● **Data records for software interfaces**:
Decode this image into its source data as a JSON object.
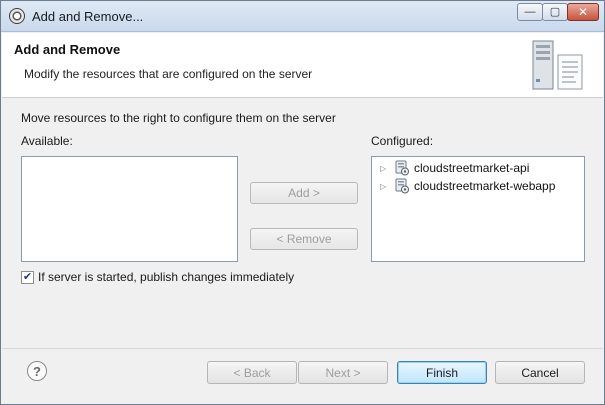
{
  "window": {
    "title": "Add and Remove...",
    "controls": {
      "minimize": "—",
      "maximize": "▢",
      "close": "✕"
    }
  },
  "header": {
    "title": "Add and Remove",
    "subtitle": "Modify the resources that are configured on the server"
  },
  "instructions": "Move resources to the right to configure them on the server",
  "available": {
    "label": "Available:",
    "items": []
  },
  "configured": {
    "label": "Configured:",
    "items": [
      {
        "label": "cloudstreetmarket-api",
        "icon": "web-project-icon"
      },
      {
        "label": "cloudstreetmarket-webapp",
        "icon": "web-project-icon"
      }
    ]
  },
  "buttons": {
    "add": "Add >",
    "remove": "< Remove",
    "back": "< Back",
    "next": "Next >",
    "finish": "Finish",
    "cancel": "Cancel"
  },
  "publish_option": {
    "label": "If server is started, publish changes immediately",
    "checked": true
  },
  "help": {
    "glyph": "?"
  },
  "colors": {
    "accent": "#3c7fb1",
    "disabled_text": "#9d9d9d"
  }
}
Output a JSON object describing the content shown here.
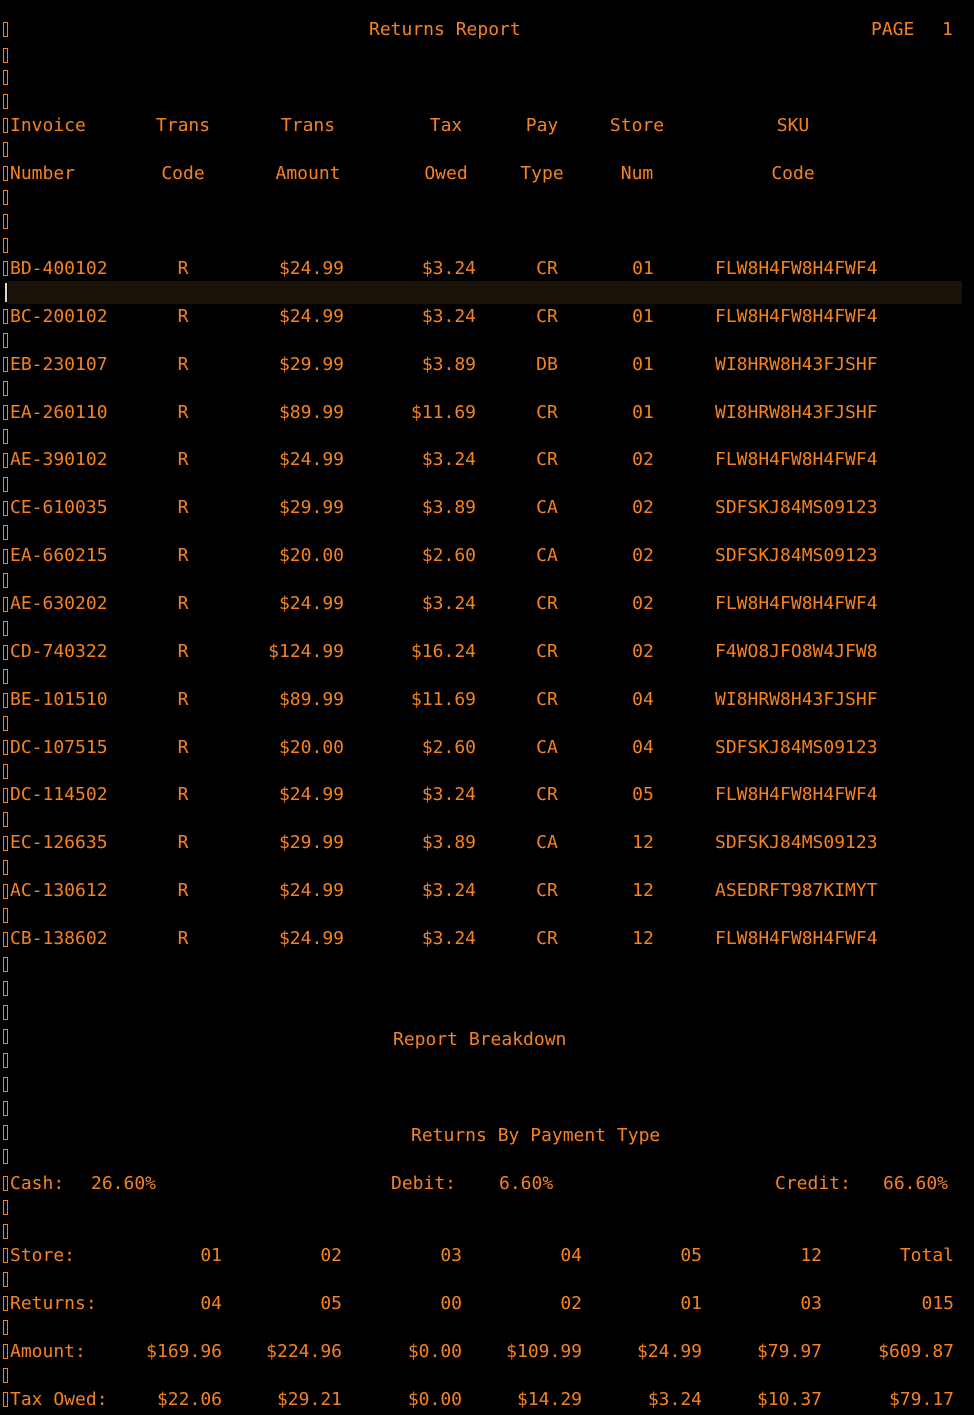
{
  "report": {
    "title": "Returns Report",
    "page_label": "PAGE",
    "page_num": "1"
  },
  "headers": {
    "row1": [
      "Invoice",
      "Trans",
      "Trans",
      "Tax",
      "Pay",
      "Store",
      "SKU"
    ],
    "row2": [
      "Number",
      "Code",
      "Amount",
      "Owed",
      "Type",
      "Num",
      "Code"
    ]
  },
  "rows": [
    [
      "BD-400102",
      "R",
      "$24.99",
      "$3.24",
      "CR",
      "01",
      "FLW8H4FW8H4FWF4"
    ],
    [
      "BC-200102",
      "R",
      "$24.99",
      "$3.24",
      "CR",
      "01",
      "FLW8H4FW8H4FWF4"
    ],
    [
      "EB-230107",
      "R",
      "$29.99",
      "$3.89",
      "DB",
      "01",
      "WI8HRW8H43FJSHF"
    ],
    [
      "EA-260110",
      "R",
      "$89.99",
      "$11.69",
      "CR",
      "01",
      "WI8HRW8H43FJSHF"
    ],
    [
      "AE-390102",
      "R",
      "$24.99",
      "$3.24",
      "CR",
      "02",
      "FLW8H4FW8H4FWF4"
    ],
    [
      "CE-610035",
      "R",
      "$29.99",
      "$3.89",
      "CA",
      "02",
      "SDFSKJ84MS09123"
    ],
    [
      "EA-660215",
      "R",
      "$20.00",
      "$2.60",
      "CA",
      "02",
      "SDFSKJ84MS09123"
    ],
    [
      "AE-630202",
      "R",
      "$24.99",
      "$3.24",
      "CR",
      "02",
      "FLW8H4FW8H4FWF4"
    ],
    [
      "CD-740322",
      "R",
      "$124.99",
      "$16.24",
      "CR",
      "02",
      "F4WO8JFO8W4JFW8"
    ],
    [
      "BE-101510",
      "R",
      "$89.99",
      "$11.69",
      "CR",
      "04",
      "WI8HRW8H43FJSHF"
    ],
    [
      "DC-107515",
      "R",
      "$20.00",
      "$2.60",
      "CA",
      "04",
      "SDFSKJ84MS09123"
    ],
    [
      "DC-114502",
      "R",
      "$24.99",
      "$3.24",
      "CR",
      "05",
      "FLW8H4FW8H4FWF4"
    ],
    [
      "EC-126635",
      "R",
      "$29.99",
      "$3.89",
      "CA",
      "12",
      "SDFSKJ84MS09123"
    ],
    [
      "AC-130612",
      "R",
      "$24.99",
      "$3.24",
      "CR",
      "12",
      "ASEDRFT987KIMYT"
    ],
    [
      "CB-138602",
      "R",
      "$24.99",
      "$3.24",
      "CR",
      "12",
      "FLW8H4FW8H4FWF4"
    ]
  ],
  "breakdown": {
    "title": "Report Breakdown",
    "payment_title": "Returns By Payment Type",
    "payment": {
      "cash_label": "Cash:",
      "cash_value": "26.60%",
      "debit_label": "Debit:",
      "debit_value": "6.60%",
      "credit_label": "Credit:",
      "credit_value": "66.60%"
    },
    "table": [
      {
        "label": "Store:",
        "values": [
          "01",
          "02",
          "03",
          "04",
          "05",
          "12",
          "Total"
        ]
      },
      {
        "label": "Returns:",
        "values": [
          "04",
          "05",
          "00",
          "02",
          "01",
          "03",
          "015"
        ]
      },
      {
        "label": "Amount:",
        "values": [
          "$169.96",
          "$224.96",
          "$0.00",
          "$109.99",
          "$24.99",
          "$79.97",
          "$609.87"
        ]
      },
      {
        "label": "Tax Owed:",
        "values": [
          "$22.06",
          "$29.21",
          "$0.00",
          "$14.29",
          "$3.24",
          "$10.37",
          "$79.17"
        ]
      }
    ]
  },
  "colors": {
    "text": "#f58220",
    "background": "#000000",
    "cursor_line": "#1a1209"
  }
}
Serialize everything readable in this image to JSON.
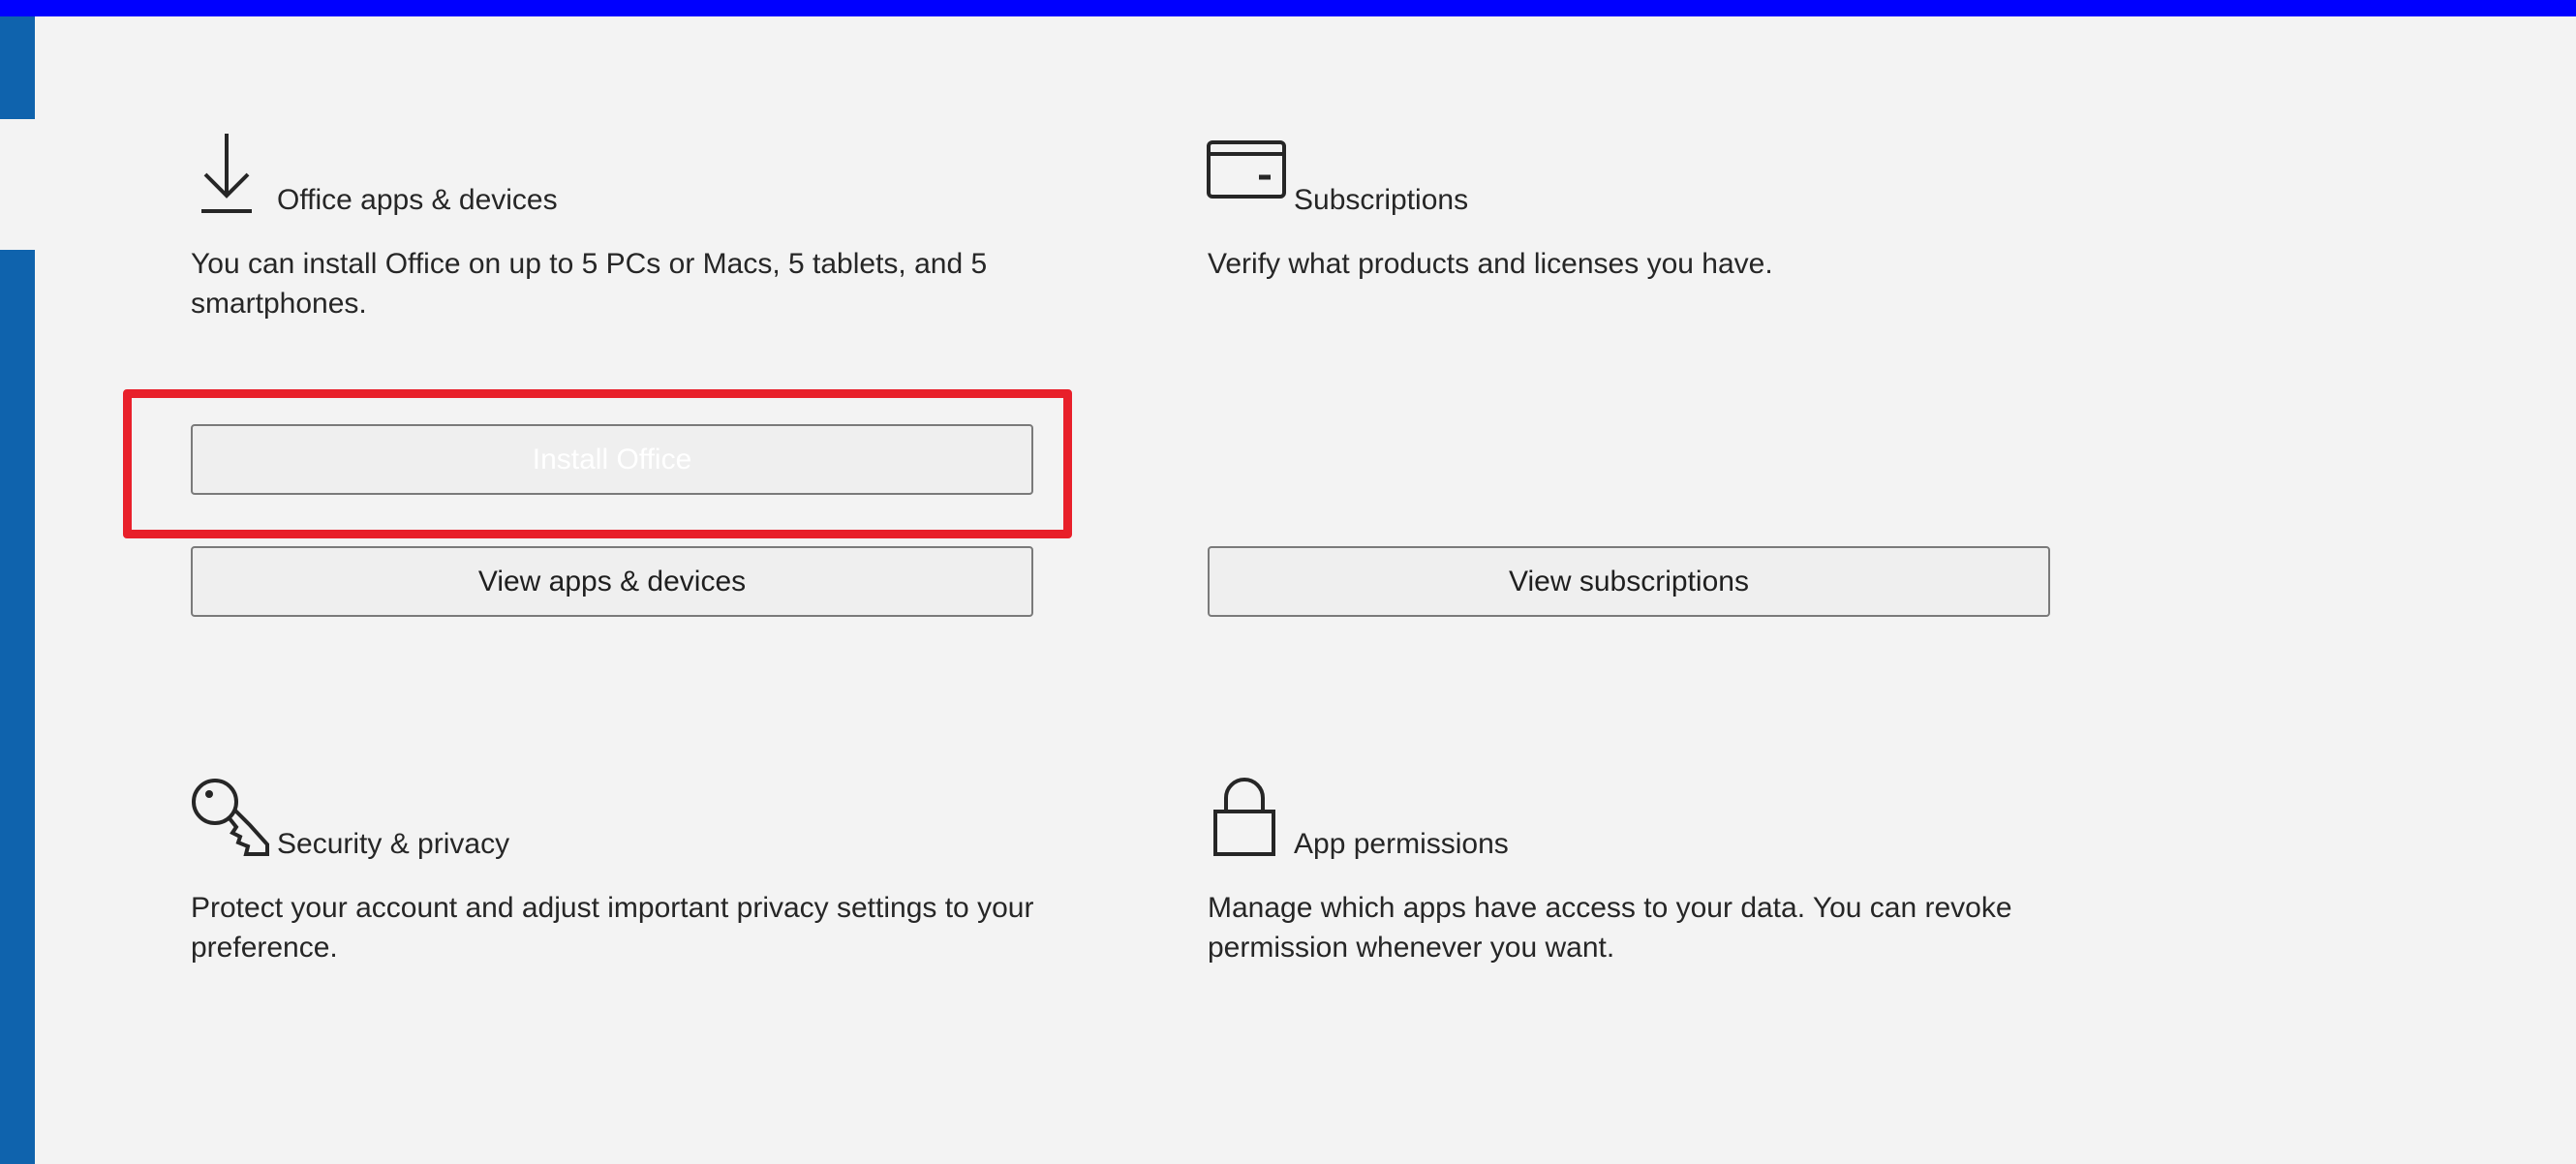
{
  "cards": {
    "office_apps": {
      "icon": "download-icon",
      "title": "Office apps & devices",
      "description": "You can install Office on up to 5 PCs or Macs, 5 tablets, and 5 smartphones.",
      "install_button": "Install Office",
      "view_button": "View apps & devices"
    },
    "subscriptions": {
      "icon": "credit-card-icon",
      "title": "Subscriptions",
      "description": "Verify what products and licenses you have.",
      "view_button": "View subscriptions"
    },
    "security": {
      "icon": "key-icon",
      "title": "Security & privacy",
      "description": "Protect your account and adjust important privacy settings to your preference."
    },
    "app_permissions": {
      "icon": "lock-icon",
      "title": "App permissions",
      "description": "Manage which apps have access to your data. You can revoke permission whenever you want."
    }
  },
  "colors": {
    "top_bar": "#0000ff",
    "left_rail": "#0f63ad",
    "highlight": "#e8202a",
    "background": "#f3f3f3"
  }
}
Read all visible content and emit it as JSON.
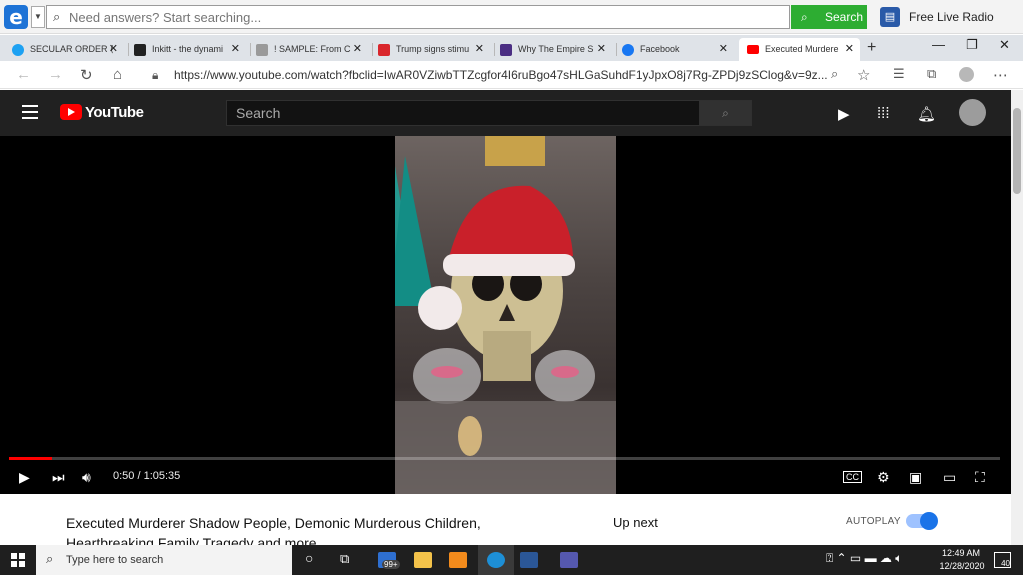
{
  "toolbar": {
    "search_placeholder": "Need answers? Start searching...",
    "search_button": "Search",
    "radio_label": "Free Live Radio"
  },
  "tabs": [
    {
      "label": "SECULAR ORDER ⟨",
      "icon": "twitter-icon",
      "color": "#1da1f2"
    },
    {
      "label": "Inkitt - the dynami",
      "icon": "inkitt-icon",
      "color": "#222222"
    },
    {
      "label": "! SAMPLE: From C",
      "icon": "page-icon",
      "color": "#9a9a9a"
    },
    {
      "label": "Trump signs stimu",
      "icon": "news-icon",
      "color": "#d9262c"
    },
    {
      "label": "Why The Empire S",
      "icon": "site-icon",
      "color": "#4b2e83"
    },
    {
      "label": "Facebook",
      "icon": "facebook-icon",
      "color": "#1877f2"
    },
    {
      "label": "Executed Murdere",
      "icon": "youtube-icon",
      "color": "#ff0000"
    }
  ],
  "address": {
    "url": "https://www.youtube.com/watch?fbclid=IwAR0VZiwbTTZcgfor4I6ruBgo47sHLGaSuhdF1yJpxO8j7Rg-ZPDj9zSClog&v=9z..."
  },
  "youtube": {
    "wordmark": "YouTube",
    "search_placeholder": "Search"
  },
  "player": {
    "time": "0:50 / 1:05:35",
    "progress": 0.0127
  },
  "video": {
    "title": "Executed Murderer Shadow People, Demonic Murderous Children, Heartbreaking Family Tragedy and more.",
    "up_next": "Up next",
    "autoplay": "AUTOPLAY"
  },
  "taskbar": {
    "search_placeholder": "Type here to search",
    "mail_badge": "99+",
    "time": "12:49 AM",
    "date": "12/28/2020",
    "notifications": "40"
  }
}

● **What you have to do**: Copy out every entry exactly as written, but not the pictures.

● **Output below**:
Decode this image into its source data as a JSON object.
{
  "window": {
    "title": "Add and Remove...",
    "controls": {
      "minimize": "—",
      "maximize": "▢",
      "close": "✕"
    }
  },
  "header": {
    "title": "Add and Remove",
    "subtitle": "Modify the resources that are configured on the server"
  },
  "instructions": "Move resources to the right to configure them on the server",
  "available": {
    "label": "Available:",
    "items": []
  },
  "configured": {
    "label": "Configured:",
    "items": [
      {
        "label": "cloudstreetmarket-api",
        "icon": "web-project-icon"
      },
      {
        "label": "cloudstreetmarket-webapp",
        "icon": "web-project-icon"
      }
    ]
  },
  "buttons": {
    "add": "Add >",
    "remove": "< Remove",
    "back": "< Back",
    "next": "Next >",
    "finish": "Finish",
    "cancel": "Cancel"
  },
  "publish_option": {
    "label": "If server is started, publish changes immediately",
    "checked": true
  },
  "help": {
    "glyph": "?"
  },
  "colors": {
    "accent": "#3c7fb1",
    "disabled_text": "#9d9d9d"
  }
}
Output a JSON object describing the content shown here.
{
  "report": {
    "title": "Returns Report",
    "page_label": "PAGE",
    "page_num": "1"
  },
  "headers": {
    "row1": [
      "Invoice",
      "Trans",
      "Trans",
      "Tax",
      "Pay",
      "Store",
      "SKU"
    ],
    "row2": [
      "Number",
      "Code",
      "Amount",
      "Owed",
      "Type",
      "Num",
      "Code"
    ]
  },
  "rows": [
    [
      "BD-400102",
      "R",
      "$24.99",
      "$3.24",
      "CR",
      "01",
      "FLW8H4FW8H4FWF4"
    ],
    [
      "BC-200102",
      "R",
      "$24.99",
      "$3.24",
      "CR",
      "01",
      "FLW8H4FW8H4FWF4"
    ],
    [
      "EB-230107",
      "R",
      "$29.99",
      "$3.89",
      "DB",
      "01",
      "WI8HRW8H43FJSHF"
    ],
    [
      "EA-260110",
      "R",
      "$89.99",
      "$11.69",
      "CR",
      "01",
      "WI8HRW8H43FJSHF"
    ],
    [
      "AE-390102",
      "R",
      "$24.99",
      "$3.24",
      "CR",
      "02",
      "FLW8H4FW8H4FWF4"
    ],
    [
      "CE-610035",
      "R",
      "$29.99",
      "$3.89",
      "CA",
      "02",
      "SDFSKJ84MS09123"
    ],
    [
      "EA-660215",
      "R",
      "$20.00",
      "$2.60",
      "CA",
      "02",
      "SDFSKJ84MS09123"
    ],
    [
      "AE-630202",
      "R",
      "$24.99",
      "$3.24",
      "CR",
      "02",
      "FLW8H4FW8H4FWF4"
    ],
    [
      "CD-740322",
      "R",
      "$124.99",
      "$16.24",
      "CR",
      "02",
      "F4WO8JFO8W4JFW8"
    ],
    [
      "BE-101510",
      "R",
      "$89.99",
      "$11.69",
      "CR",
      "04",
      "WI8HRW8H43FJSHF"
    ],
    [
      "DC-107515",
      "R",
      "$20.00",
      "$2.60",
      "CA",
      "04",
      "SDFSKJ84MS09123"
    ],
    [
      "DC-114502",
      "R",
      "$24.99",
      "$3.24",
      "CR",
      "05",
      "FLW8H4FW8H4FWF4"
    ],
    [
      "EC-126635",
      "R",
      "$29.99",
      "$3.89",
      "CA",
      "12",
      "SDFSKJ84MS09123"
    ],
    [
      "AC-130612",
      "R",
      "$24.99",
      "$3.24",
      "CR",
      "12",
      "ASEDRFT987KIMYT"
    ],
    [
      "CB-138602",
      "R",
      "$24.99",
      "$3.24",
      "CR",
      "12",
      "FLW8H4FW8H4FWF4"
    ]
  ],
  "breakdown": {
    "title": "Report Breakdown",
    "payment_title": "Returns By Payment Type",
    "payment": {
      "cash_label": "Cash:",
      "cash_value": "26.60%",
      "debit_label": "Debit:",
      "debit_value": "6.60%",
      "credit_label": "Credit:",
      "credit_value": "66.60%"
    },
    "table": [
      {
        "label": "Store:",
        "values": [
          "01",
          "02",
          "03",
          "04",
          "05",
          "12",
          "Total"
        ]
      },
      {
        "label": "Returns:",
        "values": [
          "04",
          "05",
          "00",
          "02",
          "01",
          "03",
          "015"
        ]
      },
      {
        "label": "Amount:",
        "values": [
          "$169.96",
          "$224.96",
          "$0.00",
          "$109.99",
          "$24.99",
          "$79.97",
          "$609.87"
        ]
      },
      {
        "label": "Tax Owed:",
        "values": [
          "$22.06",
          "$29.21",
          "$0.00",
          "$14.29",
          "$3.24",
          "$10.37",
          "$79.17"
        ]
      }
    ]
  },
  "colors": {
    "text": "#f58220",
    "background": "#000000",
    "cursor_line": "#1a1209"
  }
}
Serialize everything readable in this image to JSON.
{
  "cards": {
    "office_apps": {
      "icon": "download-icon",
      "title": "Office apps & devices",
      "description": "You can install Office on up to 5 PCs or Macs, 5 tablets, and 5 smartphones.",
      "install_button": "Install Office",
      "view_button": "View apps & devices"
    },
    "subscriptions": {
      "icon": "credit-card-icon",
      "title": "Subscriptions",
      "description": "Verify what products and licenses you have.",
      "view_button": "View subscriptions"
    },
    "security": {
      "icon": "key-icon",
      "title": "Security & privacy",
      "description": "Protect your account and adjust important privacy settings to your preference."
    },
    "app_permissions": {
      "icon": "lock-icon",
      "title": "App permissions",
      "description": "Manage which apps have access to your data. You can revoke permission whenever you want."
    }
  },
  "colors": {
    "top_bar": "#0000ff",
    "left_rail": "#0f63ad",
    "highlight": "#e8202a",
    "background": "#f3f3f3"
  }
}
Read all visible content and emit it as JSON.
{
  "toolbar": {
    "search_placeholder": "Need answers? Start searching...",
    "search_button": "Search",
    "radio_label": "Free Live Radio"
  },
  "tabs": [
    {
      "label": "SECULAR ORDER ⟨",
      "icon": "twitter-icon",
      "color": "#1da1f2"
    },
    {
      "label": "Inkitt - the dynami",
      "icon": "inkitt-icon",
      "color": "#222222"
    },
    {
      "label": "! SAMPLE: From C",
      "icon": "page-icon",
      "color": "#9a9a9a"
    },
    {
      "label": "Trump signs stimu",
      "icon": "news-icon",
      "color": "#d9262c"
    },
    {
      "label": "Why The Empire S",
      "icon": "site-icon",
      "color": "#4b2e83"
    },
    {
      "label": "Facebook",
      "icon": "facebook-icon",
      "color": "#1877f2"
    },
    {
      "label": "Executed Murdere",
      "icon": "youtube-icon",
      "color": "#ff0000"
    }
  ],
  "address": {
    "url": "https://www.youtube.com/watch?fbclid=IwAR0VZiwbTTZcgfor4I6ruBgo47sHLGaSuhdF1yJpxO8j7Rg-ZPDj9zSClog&v=9z..."
  },
  "youtube": {
    "wordmark": "YouTube",
    "search_placeholder": "Search"
  },
  "player": {
    "time": "0:50 / 1:05:35",
    "progress": 0.0127
  },
  "video": {
    "title": "Executed Murderer Shadow People, Demonic Murderous Children, Heartbreaking Family Tragedy and more.",
    "up_next": "Up next",
    "autoplay": "AUTOPLAY"
  },
  "taskbar": {
    "search_placeholder": "Type here to search",
    "mail_badge": "99+",
    "time": "12:49 AM",
    "date": "12/28/2020",
    "notifications": "40"
  }
}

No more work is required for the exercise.